From my point of view, Daylight does not need to be changed. I agree that it doesn’t make sense that a spell called “Daylight” doesn’t make enough sunlight to mess with a vampire, but the spell was made with those other benefits in mind.

Even though Daylight might not be the best spell in the game, it is very useful when an enemy casts Darkness.


Daylight: (3rd-level conjuration, 60 feet, 1 hour, V/S) Make a sphere with a diameter of 60 feet that gives off bright light and dim light for another 60 feet.

May be aimed at an object that isn’t being worn or carried; the light shines from the item and moves with it. If you completely cover the affected item with something opaque, the light can’t get through.

If any part of this spell’s area overlaps with an area of darkness made by a spell of 3rd level or lower, the spell that made the darkness is broken.


Can Daylight be used to blind enemies in combat?

No, Daylight does not have any inherent ability to blind enemies. However, it can be used to reveal hidden creatures or objects within its area of effect, and it can make it more difficult for creatures that have sensitivity to bright light to see.

Is Daylight considered a concentration spell?

Yes, Daylight is a concentration spell, which means that the caster must maintain concentration in order to keep the spell active. If the caster takes damage or performs certain other actions, they may need to make a Constitution saving throw to maintain concentration.

Can Daylight be used underwater or in other unusual environments?

Yes, Daylight can be used in underwater environments, as well as in other unusual environments such as caves or forests.
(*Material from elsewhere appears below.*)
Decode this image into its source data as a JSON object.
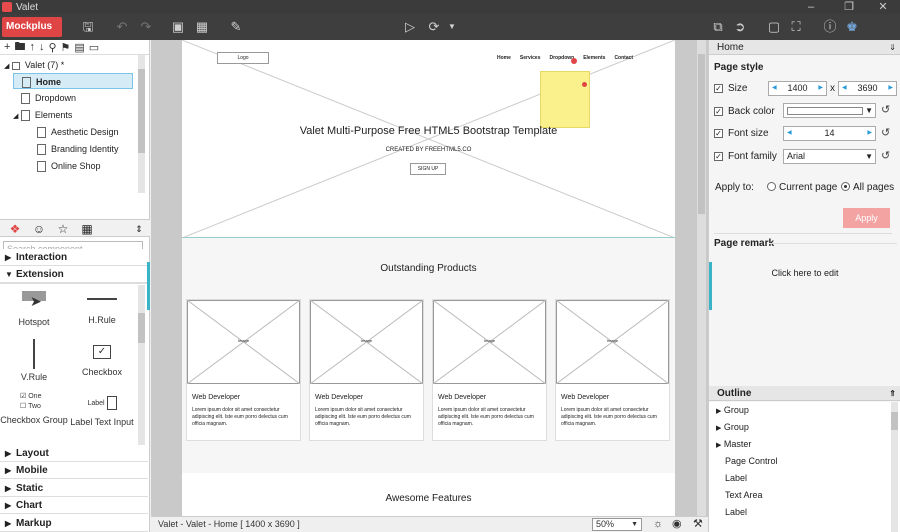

However, the spell’s effect may be diminished or altered depending on the environment.

Can Daylight be used to harm undead creatures?
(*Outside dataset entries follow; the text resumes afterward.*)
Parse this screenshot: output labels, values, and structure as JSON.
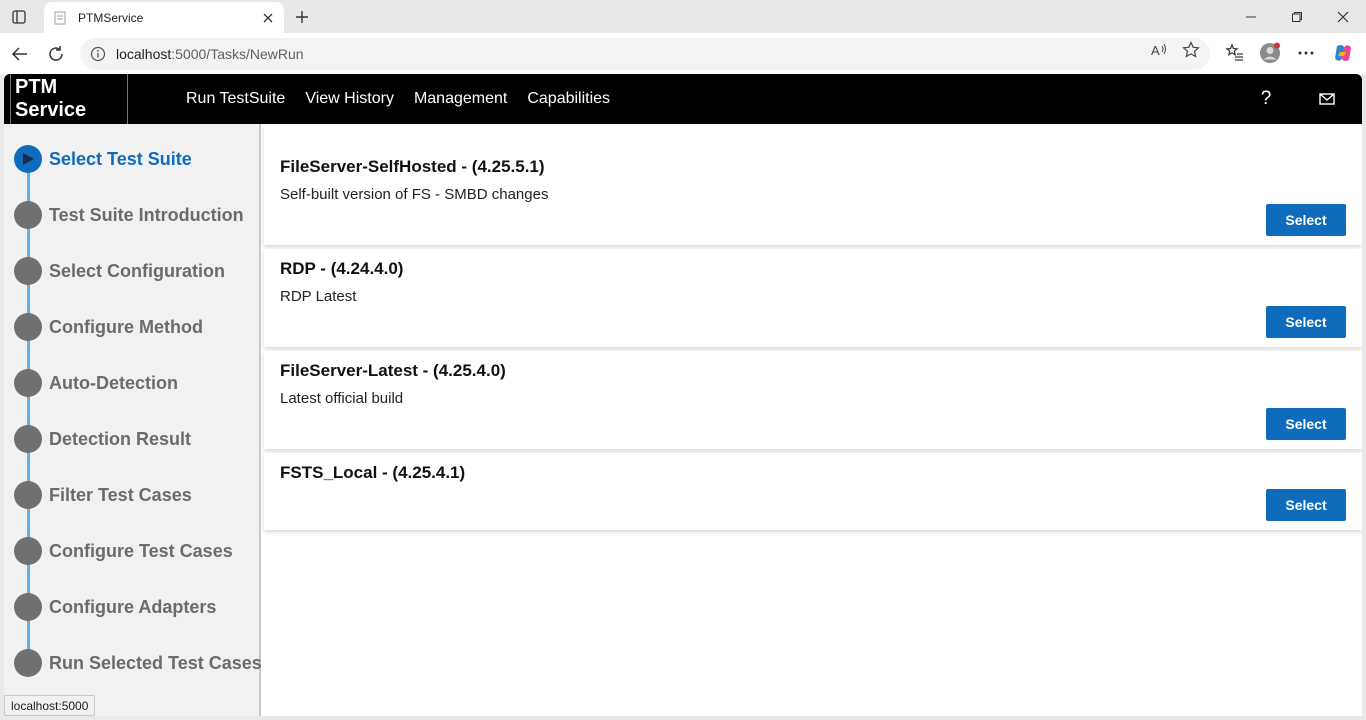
{
  "browser": {
    "tab_title": "PTMService",
    "url_host": "localhost",
    "url_path": ":5000/Tasks/NewRun",
    "status_text": "localhost:5000"
  },
  "app": {
    "brand": "PTM Service",
    "nav": [
      "Run TestSuite",
      "View History",
      "Management",
      "Capabilities"
    ],
    "help_glyph": "?"
  },
  "steps": [
    {
      "label": "Select Test Suite",
      "active": true
    },
    {
      "label": "Test Suite Introduction",
      "active": false
    },
    {
      "label": "Select Configuration",
      "active": false
    },
    {
      "label": "Configure Method",
      "active": false
    },
    {
      "label": "Auto-Detection",
      "active": false
    },
    {
      "label": "Detection Result",
      "active": false
    },
    {
      "label": "Filter Test Cases",
      "active": false
    },
    {
      "label": "Configure Test Cases",
      "active": false
    },
    {
      "label": "Configure Adapters",
      "active": false
    },
    {
      "label": "Run Selected Test Cases",
      "active": false
    }
  ],
  "suites": [
    {
      "title": "FileServer-SelfHosted - (4.25.5.1)",
      "description": "Self-built version of FS - SMBD changes",
      "button": "Select"
    },
    {
      "title": "RDP - (4.24.4.0)",
      "description": "RDP Latest",
      "button": "Select"
    },
    {
      "title": "FileServer-Latest - (4.25.4.0)",
      "description": "Latest official build",
      "button": "Select"
    },
    {
      "title": "FSTS_Local - (4.25.4.1)",
      "description": "",
      "button": "Select"
    }
  ],
  "colors": {
    "accent": "#0f6cbd",
    "step_line": "#5bb0f0",
    "step_inactive": "#707070",
    "appbar": "#000000"
  }
}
No, Daylight does not have any inherent ability to harm undead creatures. However, it can be used to weaken undead creatures that have a vulnerability to radiant damage, which is a type of damage that is often associated with holy or divine power.